* _EXERCISE REQUIREMENTS_: Your task is to copy each line of the listing that contains the word "information".

□ □ □ □ □

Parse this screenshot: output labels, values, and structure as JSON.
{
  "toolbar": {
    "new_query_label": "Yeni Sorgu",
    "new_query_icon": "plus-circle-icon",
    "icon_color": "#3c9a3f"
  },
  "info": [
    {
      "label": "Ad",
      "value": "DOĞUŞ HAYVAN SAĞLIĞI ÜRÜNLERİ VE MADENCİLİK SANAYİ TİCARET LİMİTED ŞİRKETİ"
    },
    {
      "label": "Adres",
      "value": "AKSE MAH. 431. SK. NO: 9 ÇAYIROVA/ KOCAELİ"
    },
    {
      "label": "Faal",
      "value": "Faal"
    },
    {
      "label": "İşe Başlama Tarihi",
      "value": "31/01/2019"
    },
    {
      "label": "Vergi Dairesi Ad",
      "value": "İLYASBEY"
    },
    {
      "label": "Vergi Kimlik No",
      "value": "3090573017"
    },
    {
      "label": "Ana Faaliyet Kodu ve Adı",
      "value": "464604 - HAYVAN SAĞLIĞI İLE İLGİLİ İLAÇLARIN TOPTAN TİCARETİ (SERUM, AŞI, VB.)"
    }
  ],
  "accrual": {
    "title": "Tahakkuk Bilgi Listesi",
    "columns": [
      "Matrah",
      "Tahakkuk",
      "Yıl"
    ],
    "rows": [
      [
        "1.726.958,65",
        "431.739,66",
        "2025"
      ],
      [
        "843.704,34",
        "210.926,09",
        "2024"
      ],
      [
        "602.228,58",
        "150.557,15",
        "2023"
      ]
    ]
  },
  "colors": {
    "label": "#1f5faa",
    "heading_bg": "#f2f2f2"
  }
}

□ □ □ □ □

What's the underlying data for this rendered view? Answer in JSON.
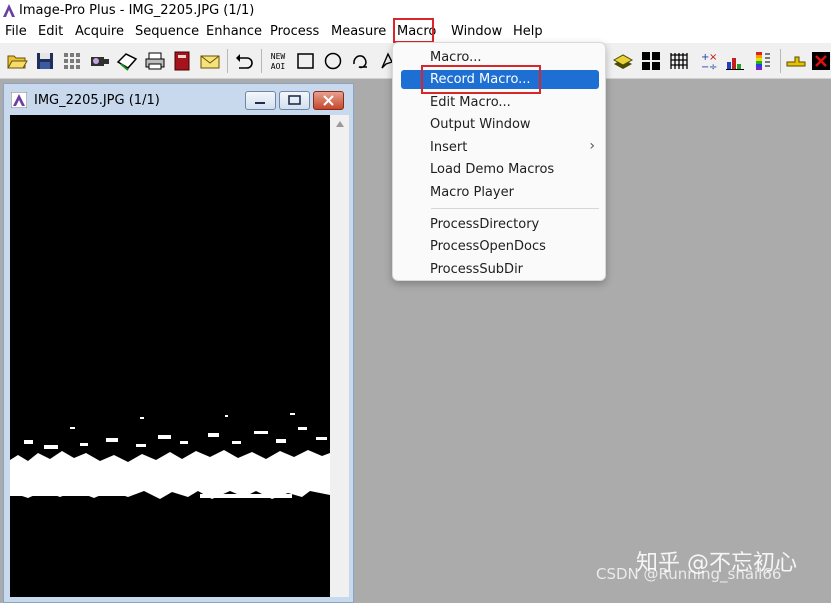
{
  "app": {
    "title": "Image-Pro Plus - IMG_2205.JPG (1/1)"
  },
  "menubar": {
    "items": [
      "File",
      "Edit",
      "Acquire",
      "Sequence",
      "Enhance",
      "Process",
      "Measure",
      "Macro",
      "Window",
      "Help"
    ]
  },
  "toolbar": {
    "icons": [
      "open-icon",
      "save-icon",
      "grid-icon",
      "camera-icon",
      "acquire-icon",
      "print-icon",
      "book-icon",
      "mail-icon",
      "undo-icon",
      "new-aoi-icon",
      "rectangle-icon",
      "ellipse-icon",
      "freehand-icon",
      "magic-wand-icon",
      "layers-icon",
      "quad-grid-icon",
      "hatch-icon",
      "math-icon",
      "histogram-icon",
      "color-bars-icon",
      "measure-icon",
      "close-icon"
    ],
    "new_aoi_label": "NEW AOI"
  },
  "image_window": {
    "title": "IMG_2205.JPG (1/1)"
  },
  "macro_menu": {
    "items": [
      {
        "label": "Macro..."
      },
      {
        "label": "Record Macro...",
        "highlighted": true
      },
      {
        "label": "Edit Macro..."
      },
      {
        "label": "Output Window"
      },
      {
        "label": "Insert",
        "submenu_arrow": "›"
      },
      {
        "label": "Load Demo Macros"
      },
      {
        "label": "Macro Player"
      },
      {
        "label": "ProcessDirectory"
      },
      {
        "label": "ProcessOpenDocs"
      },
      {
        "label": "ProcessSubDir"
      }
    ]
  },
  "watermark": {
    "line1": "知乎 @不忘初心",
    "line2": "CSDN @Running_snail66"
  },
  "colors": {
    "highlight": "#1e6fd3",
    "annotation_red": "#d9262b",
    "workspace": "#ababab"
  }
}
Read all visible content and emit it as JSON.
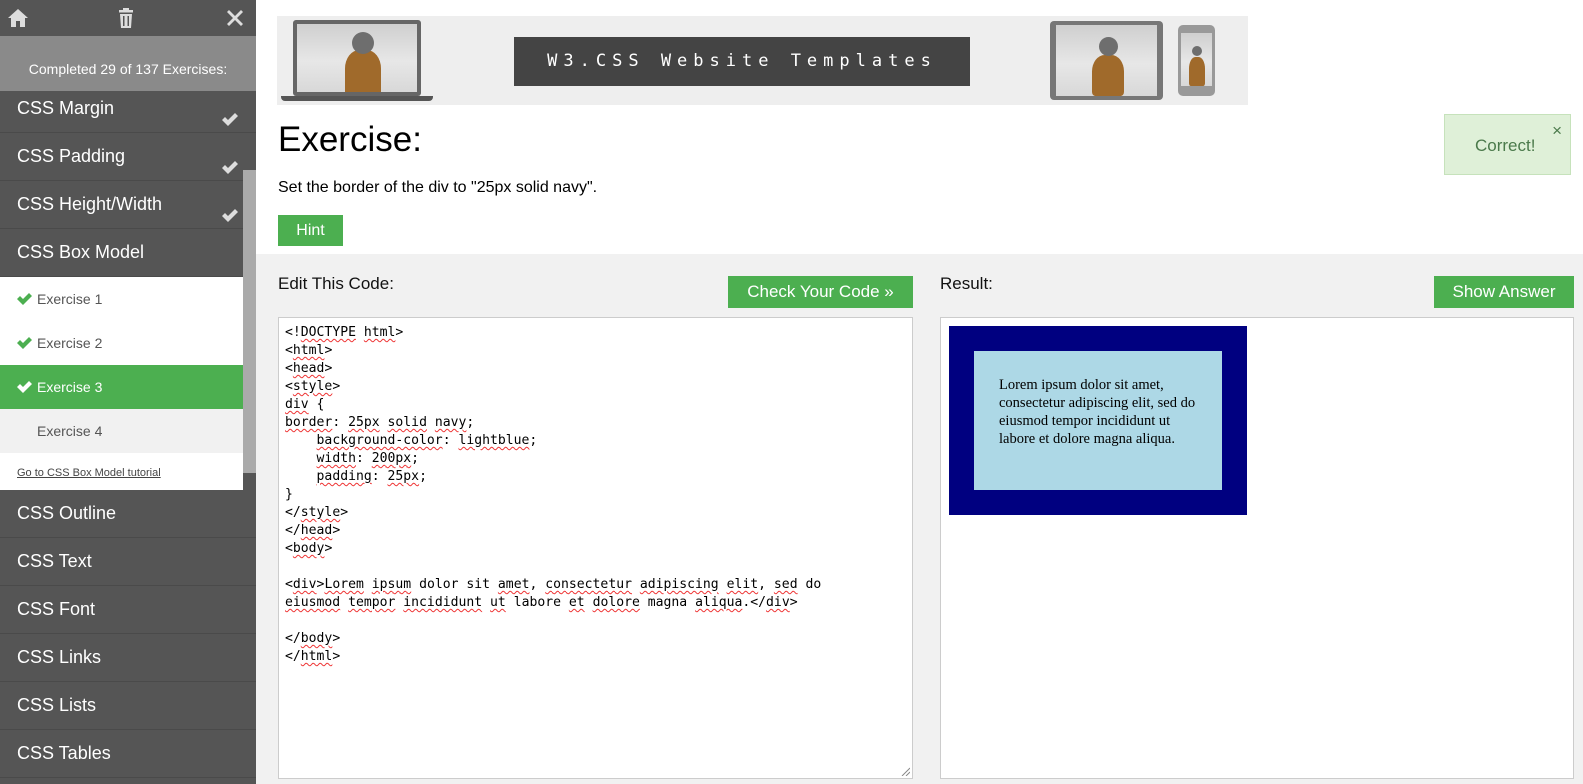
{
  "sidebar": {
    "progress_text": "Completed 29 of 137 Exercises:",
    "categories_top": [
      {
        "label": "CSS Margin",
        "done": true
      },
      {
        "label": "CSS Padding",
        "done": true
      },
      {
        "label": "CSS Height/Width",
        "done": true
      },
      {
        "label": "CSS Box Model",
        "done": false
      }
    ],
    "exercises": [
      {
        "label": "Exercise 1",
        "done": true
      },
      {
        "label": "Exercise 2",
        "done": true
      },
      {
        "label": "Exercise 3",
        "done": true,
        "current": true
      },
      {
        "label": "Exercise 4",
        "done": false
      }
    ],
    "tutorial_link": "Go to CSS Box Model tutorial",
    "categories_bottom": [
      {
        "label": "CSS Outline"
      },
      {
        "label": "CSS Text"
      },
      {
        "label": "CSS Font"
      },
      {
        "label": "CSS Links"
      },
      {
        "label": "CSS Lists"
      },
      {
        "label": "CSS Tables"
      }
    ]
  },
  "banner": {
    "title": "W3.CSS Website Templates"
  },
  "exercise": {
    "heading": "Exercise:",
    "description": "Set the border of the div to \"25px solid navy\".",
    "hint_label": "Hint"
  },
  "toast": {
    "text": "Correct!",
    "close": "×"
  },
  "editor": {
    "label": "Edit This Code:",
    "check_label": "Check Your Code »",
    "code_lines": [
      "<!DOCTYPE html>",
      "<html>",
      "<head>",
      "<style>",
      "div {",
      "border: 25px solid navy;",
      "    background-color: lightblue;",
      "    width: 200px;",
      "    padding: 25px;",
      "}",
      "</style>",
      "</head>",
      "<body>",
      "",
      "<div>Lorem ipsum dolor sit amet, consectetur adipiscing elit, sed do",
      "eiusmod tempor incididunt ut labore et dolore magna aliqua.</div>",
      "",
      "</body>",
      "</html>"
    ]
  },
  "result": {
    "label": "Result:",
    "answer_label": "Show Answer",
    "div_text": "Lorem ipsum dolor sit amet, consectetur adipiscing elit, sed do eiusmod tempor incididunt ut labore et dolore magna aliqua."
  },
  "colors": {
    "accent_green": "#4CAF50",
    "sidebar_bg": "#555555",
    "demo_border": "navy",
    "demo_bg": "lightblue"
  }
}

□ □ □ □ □

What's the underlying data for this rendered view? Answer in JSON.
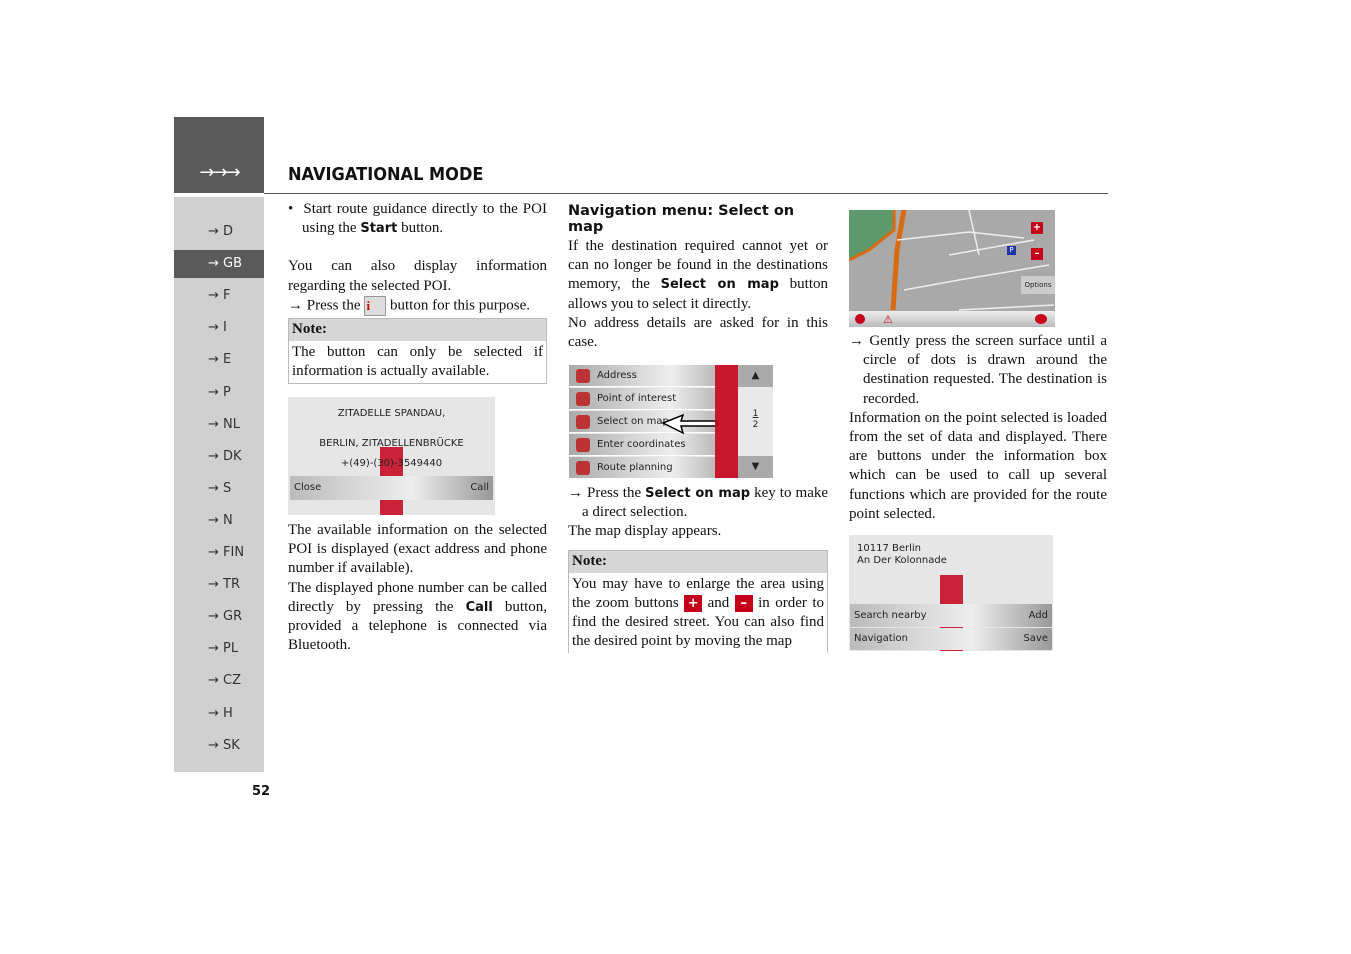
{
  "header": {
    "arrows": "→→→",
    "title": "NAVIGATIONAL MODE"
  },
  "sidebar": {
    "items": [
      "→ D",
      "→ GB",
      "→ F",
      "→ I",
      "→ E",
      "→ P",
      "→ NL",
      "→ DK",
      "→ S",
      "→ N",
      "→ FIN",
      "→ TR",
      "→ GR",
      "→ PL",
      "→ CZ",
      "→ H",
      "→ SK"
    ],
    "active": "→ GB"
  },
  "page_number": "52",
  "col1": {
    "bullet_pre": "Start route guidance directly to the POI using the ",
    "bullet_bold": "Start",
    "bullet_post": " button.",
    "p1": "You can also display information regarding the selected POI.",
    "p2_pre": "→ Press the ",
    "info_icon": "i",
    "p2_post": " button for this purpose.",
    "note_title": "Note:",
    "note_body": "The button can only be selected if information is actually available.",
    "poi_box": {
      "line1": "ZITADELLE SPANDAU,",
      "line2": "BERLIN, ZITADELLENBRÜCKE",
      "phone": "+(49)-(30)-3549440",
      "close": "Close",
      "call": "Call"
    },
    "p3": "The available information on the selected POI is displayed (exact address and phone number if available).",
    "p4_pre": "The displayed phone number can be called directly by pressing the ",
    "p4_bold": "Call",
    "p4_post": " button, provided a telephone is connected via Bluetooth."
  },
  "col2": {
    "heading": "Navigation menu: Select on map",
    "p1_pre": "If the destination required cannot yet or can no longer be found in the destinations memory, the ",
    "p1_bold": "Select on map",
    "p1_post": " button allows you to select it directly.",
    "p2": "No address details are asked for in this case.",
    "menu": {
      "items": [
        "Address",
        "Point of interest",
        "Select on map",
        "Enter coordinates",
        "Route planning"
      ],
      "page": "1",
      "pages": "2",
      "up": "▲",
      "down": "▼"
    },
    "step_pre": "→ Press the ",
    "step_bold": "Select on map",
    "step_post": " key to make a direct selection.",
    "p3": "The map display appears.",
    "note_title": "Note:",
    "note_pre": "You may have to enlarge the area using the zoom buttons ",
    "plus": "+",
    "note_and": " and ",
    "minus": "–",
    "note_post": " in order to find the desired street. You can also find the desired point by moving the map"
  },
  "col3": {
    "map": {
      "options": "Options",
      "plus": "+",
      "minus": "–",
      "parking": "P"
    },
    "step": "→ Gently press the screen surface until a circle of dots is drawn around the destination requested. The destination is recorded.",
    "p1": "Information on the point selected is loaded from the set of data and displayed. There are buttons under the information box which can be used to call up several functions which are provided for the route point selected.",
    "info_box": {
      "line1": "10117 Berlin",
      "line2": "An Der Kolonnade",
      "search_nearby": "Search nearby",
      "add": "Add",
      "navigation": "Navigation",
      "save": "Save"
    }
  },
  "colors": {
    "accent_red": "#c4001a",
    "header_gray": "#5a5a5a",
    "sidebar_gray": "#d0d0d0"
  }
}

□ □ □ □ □

* _SOLUTION TO THIS TASK_:
    "p1": "You can also display information regarding the selected POI.",
    "note_body": "The button can only be selected if information is actually available.",
    "p3": "The available information on the selected POI is displayed (exact address and phone number if available).",
    "p1": "Information on the point selected is loaded from the set of data and displayed. There are buttons under the information box which can be used to call up several functions which are provided for the route point selected.",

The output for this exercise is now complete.